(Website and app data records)
———
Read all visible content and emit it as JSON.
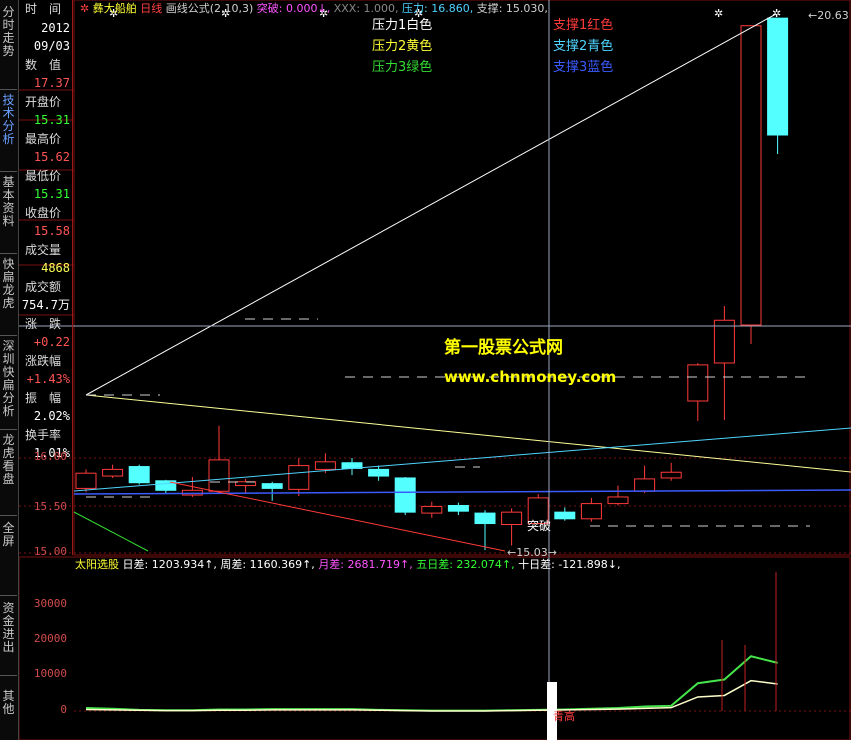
{
  "sidebar": {
    "tabs": [
      {
        "label": "分时走势",
        "active": false
      },
      {
        "label": "技术分析",
        "active": true
      },
      {
        "label": "基本资料",
        "active": false
      },
      {
        "label": "快扁龙虎",
        "active": false
      },
      {
        "label": "深圳快扁分析",
        "active": false
      },
      {
        "label": "龙虎看盘",
        "active": false
      },
      {
        "label": "全屏",
        "active": false
      },
      {
        "label": "资金进出",
        "active": false
      },
      {
        "label": "其他",
        "active": false
      }
    ]
  },
  "info": {
    "time_label": "时　间",
    "year": "2012",
    "date": "09/03",
    "value_label": "数　值",
    "value": "17.37",
    "open_label": "开盘价",
    "open": "15.31",
    "high_label": "最高价",
    "high": "15.62",
    "low_label": "最低价",
    "low": "15.31",
    "close_label": "收盘价",
    "close": "15.58",
    "volume_label": "成交量",
    "volume": "4868",
    "amount_label": "成交额",
    "amount": "754.7万",
    "change_label": "涨　跌",
    "change": "+0.22",
    "pct_label": "涨跌幅",
    "pct": "+1.43%",
    "amp_label": "振　幅",
    "amp": "2.02%",
    "turnover_label": "换手率",
    "turnover": "1.01%"
  },
  "header": {
    "title": "彝大船舶",
    "period": "日线",
    "formula": "画线公式(2,10,3)",
    "breakout": "突破: 0.000↓,",
    "xxx": "XXX: 1.000,",
    "pressure": "压力: 16.860,",
    "support": "支撑: 15.030,"
  },
  "legend": {
    "p1": "压力1白色",
    "p2": "压力2黄色",
    "p3": "压力3绿色",
    "s1": "支撑1红色",
    "s2": "支撑2青色",
    "s3": "支撑3蓝色"
  },
  "watermark": {
    "line1": "第一股票公式网",
    "line2": "www.chnmoney.com"
  },
  "annotations": {
    "max_label": "20.63",
    "min_label": "15.03",
    "breakout_label": "突破",
    "bottom_mark": "青高"
  },
  "sub_header": {
    "name": "太阳选股",
    "d1": "日差: 1203.934↑,",
    "w": "周差: 1160.369↑,",
    "m": "月差: 2681.719↑,",
    "d5": "五日差: 232.074↑,",
    "d10": "十日差: -121.898↓,"
  },
  "colors": {
    "up": "#ff3a3a",
    "down": "#54ffff",
    "grid": "#7a1010",
    "white": "#ffffff",
    "yellow": "#ffff00",
    "green": "#33dd33",
    "cyan": "#4fd4ff",
    "blue": "#3b5bff",
    "magenta": "#ff55ff"
  },
  "chart_data": {
    "type": "candlestick",
    "y_axis_ticks": [
      "16.00",
      "15.50",
      "15.00"
    ],
    "sub_y_axis_ticks": [
      "30000",
      "20000",
      "10000",
      "0"
    ],
    "candles": [
      {
        "o": 15.68,
        "c": 15.84,
        "h": 15.88,
        "l": 15.64
      },
      {
        "o": 15.81,
        "c": 15.88,
        "h": 15.93,
        "l": 15.79
      },
      {
        "o": 15.91,
        "c": 15.74,
        "h": 15.93,
        "l": 15.72
      },
      {
        "o": 15.76,
        "c": 15.66,
        "h": 15.77,
        "l": 15.62
      },
      {
        "o": 15.61,
        "c": 15.66,
        "h": 15.8,
        "l": 15.59
      },
      {
        "o": 15.65,
        "c": 15.98,
        "h": 16.34,
        "l": 15.62
      },
      {
        "o": 15.71,
        "c": 15.75,
        "h": 15.78,
        "l": 15.63
      },
      {
        "o": 15.73,
        "c": 15.68,
        "h": 15.75,
        "l": 15.55
      },
      {
        "o": 15.67,
        "c": 15.92,
        "h": 16.0,
        "l": 15.6
      },
      {
        "o": 15.88,
        "c": 15.96,
        "h": 16.05,
        "l": 15.84
      },
      {
        "o": 15.95,
        "c": 15.89,
        "h": 16.0,
        "l": 15.82
      },
      {
        "o": 15.88,
        "c": 15.81,
        "h": 15.92,
        "l": 15.76
      },
      {
        "o": 15.79,
        "c": 15.43,
        "h": 15.8,
        "l": 15.4
      },
      {
        "o": 15.42,
        "c": 15.49,
        "h": 15.54,
        "l": 15.37
      },
      {
        "o": 15.5,
        "c": 15.44,
        "h": 15.53,
        "l": 15.4
      },
      {
        "o": 15.42,
        "c": 15.31,
        "h": 15.45,
        "l": 15.03
      },
      {
        "o": 15.3,
        "c": 15.43,
        "h": 15.47,
        "l": 15.08
      },
      {
        "o": 15.31,
        "c": 15.58,
        "h": 15.62,
        "l": 15.31
      },
      {
        "o": 15.43,
        "c": 15.36,
        "h": 15.48,
        "l": 15.34
      },
      {
        "o": 15.36,
        "c": 15.52,
        "h": 15.58,
        "l": 15.33
      },
      {
        "o": 15.52,
        "c": 15.59,
        "h": 15.71,
        "l": 15.5
      },
      {
        "o": 15.65,
        "c": 15.78,
        "h": 15.92,
        "l": 15.63
      },
      {
        "o": 15.79,
        "c": 15.85,
        "h": 15.95,
        "l": 15.76
      },
      {
        "o": 16.6,
        "c": 16.98,
        "h": 17.0,
        "l": 16.39
      },
      {
        "o": 17.0,
        "c": 17.45,
        "h": 17.6,
        "l": 16.4
      },
      {
        "o": 17.4,
        "c": 20.55,
        "h": 20.55,
        "l": 17.2
      },
      {
        "o": 20.63,
        "c": 19.4,
        "h": 20.63,
        "l": 19.2
      }
    ],
    "price_range": [
      14.97,
      20.8
    ],
    "sub_range": [
      -2000,
      40000
    ]
  }
}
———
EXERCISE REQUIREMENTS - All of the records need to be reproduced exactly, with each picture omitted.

WRITTEN ANSWER -
Read all visible content and emit it as JSON.
{
  "sidebar": {
    "tabs": [
      {
        "label": "分时走势",
        "active": false
      },
      {
        "label": "技术分析",
        "active": true
      },
      {
        "label": "基本资料",
        "active": false
      },
      {
        "label": "快扁龙虎",
        "active": false
      },
      {
        "label": "深圳快扁分析",
        "active": false
      },
      {
        "label": "龙虎看盘",
        "active": false
      },
      {
        "label": "全屏",
        "active": false
      },
      {
        "label": "资金进出",
        "active": false
      },
      {
        "label": "其他",
        "active": false
      }
    ]
  },
  "info": {
    "time_label": "时　间",
    "year": "2012",
    "date": "09/03",
    "value_label": "数　值",
    "value": "17.37",
    "open_label": "开盘价",
    "open": "15.31",
    "high_label": "最高价",
    "high": "15.62",
    "low_label": "最低价",
    "low": "15.31",
    "close_label": "收盘价",
    "close": "15.58",
    "volume_label": "成交量",
    "volume": "4868",
    "amount_label": "成交额",
    "amount": "754.7万",
    "change_label": "涨　跌",
    "change": "+0.22",
    "pct_label": "涨跌幅",
    "pct": "+1.43%",
    "amp_label": "振　幅",
    "amp": "2.02%",
    "turnover_label": "换手率",
    "turnover": "1.01%"
  },
  "header": {
    "title": "彝大船舶",
    "period": "日线",
    "formula": "画线公式(2,10,3)",
    "breakout": "突破: 0.000↓,",
    "xxx": "XXX: 1.000,",
    "pressure": "压力: 16.860,",
    "support": "支撑: 15.030,"
  },
  "legend": {
    "p1": "压力1白色",
    "p2": "压力2黄色",
    "p3": "压力3绿色",
    "s1": "支撑1红色",
    "s2": "支撑2青色",
    "s3": "支撑3蓝色"
  },
  "watermark": {
    "line1": "第一股票公式网",
    "line2": "www.chnmoney.com"
  },
  "annotations": {
    "max_label": "20.63",
    "min_label": "15.03",
    "breakout_label": "突破",
    "bottom_mark": "青高"
  },
  "sub_header": {
    "name": "太阳选股",
    "d1": "日差: 1203.934↑,",
    "w": "周差: 1160.369↑,",
    "m": "月差: 2681.719↑,",
    "d5": "五日差: 232.074↑,",
    "d10": "十日差: -121.898↓,"
  },
  "colors": {
    "up": "#ff3a3a",
    "down": "#54ffff",
    "grid": "#7a1010",
    "white": "#ffffff",
    "yellow": "#ffff00",
    "green": "#33dd33",
    "cyan": "#4fd4ff",
    "blue": "#3b5bff",
    "magenta": "#ff55ff"
  },
  "chart_data": {
    "type": "candlestick",
    "y_axis_ticks": [
      "16.00",
      "15.50",
      "15.00"
    ],
    "sub_y_axis_ticks": [
      "30000",
      "20000",
      "10000",
      "0"
    ],
    "candles": [
      {
        "o": 15.68,
        "c": 15.84,
        "h": 15.88,
        "l": 15.64
      },
      {
        "o": 15.81,
        "c": 15.88,
        "h": 15.93,
        "l": 15.79
      },
      {
        "o": 15.91,
        "c": 15.74,
        "h": 15.93,
        "l": 15.72
      },
      {
        "o": 15.76,
        "c": 15.66,
        "h": 15.77,
        "l": 15.62
      },
      {
        "o": 15.61,
        "c": 15.66,
        "h": 15.8,
        "l": 15.59
      },
      {
        "o": 15.65,
        "c": 15.98,
        "h": 16.34,
        "l": 15.62
      },
      {
        "o": 15.71,
        "c": 15.75,
        "h": 15.78,
        "l": 15.63
      },
      {
        "o": 15.73,
        "c": 15.68,
        "h": 15.75,
        "l": 15.55
      },
      {
        "o": 15.67,
        "c": 15.92,
        "h": 16.0,
        "l": 15.6
      },
      {
        "o": 15.88,
        "c": 15.96,
        "h": 16.05,
        "l": 15.84
      },
      {
        "o": 15.95,
        "c": 15.89,
        "h": 16.0,
        "l": 15.82
      },
      {
        "o": 15.88,
        "c": 15.81,
        "h": 15.92,
        "l": 15.76
      },
      {
        "o": 15.79,
        "c": 15.43,
        "h": 15.8,
        "l": 15.4
      },
      {
        "o": 15.42,
        "c": 15.49,
        "h": 15.54,
        "l": 15.37
      },
      {
        "o": 15.5,
        "c": 15.44,
        "h": 15.53,
        "l": 15.4
      },
      {
        "o": 15.42,
        "c": 15.31,
        "h": 15.45,
        "l": 15.03
      },
      {
        "o": 15.3,
        "c": 15.43,
        "h": 15.47,
        "l": 15.08
      },
      {
        "o": 15.31,
        "c": 15.58,
        "h": 15.62,
        "l": 15.31
      },
      {
        "o": 15.43,
        "c": 15.36,
        "h": 15.48,
        "l": 15.34
      },
      {
        "o": 15.36,
        "c": 15.52,
        "h": 15.58,
        "l": 15.33
      },
      {
        "o": 15.52,
        "c": 15.59,
        "h": 15.71,
        "l": 15.5
      },
      {
        "o": 15.65,
        "c": 15.78,
        "h": 15.92,
        "l": 15.63
      },
      {
        "o": 15.79,
        "c": 15.85,
        "h": 15.95,
        "l": 15.76
      },
      {
        "o": 16.6,
        "c": 16.98,
        "h": 17.0,
        "l": 16.39
      },
      {
        "o": 17.0,
        "c": 17.45,
        "h": 17.6,
        "l": 16.4
      },
      {
        "o": 17.4,
        "c": 20.55,
        "h": 20.55,
        "l": 17.2
      },
      {
        "o": 20.63,
        "c": 19.4,
        "h": 20.63,
        "l": 19.2
      }
    ],
    "price_range": [
      14.97,
      20.8
    ],
    "sub_range": [
      -2000,
      40000
    ]
  }
}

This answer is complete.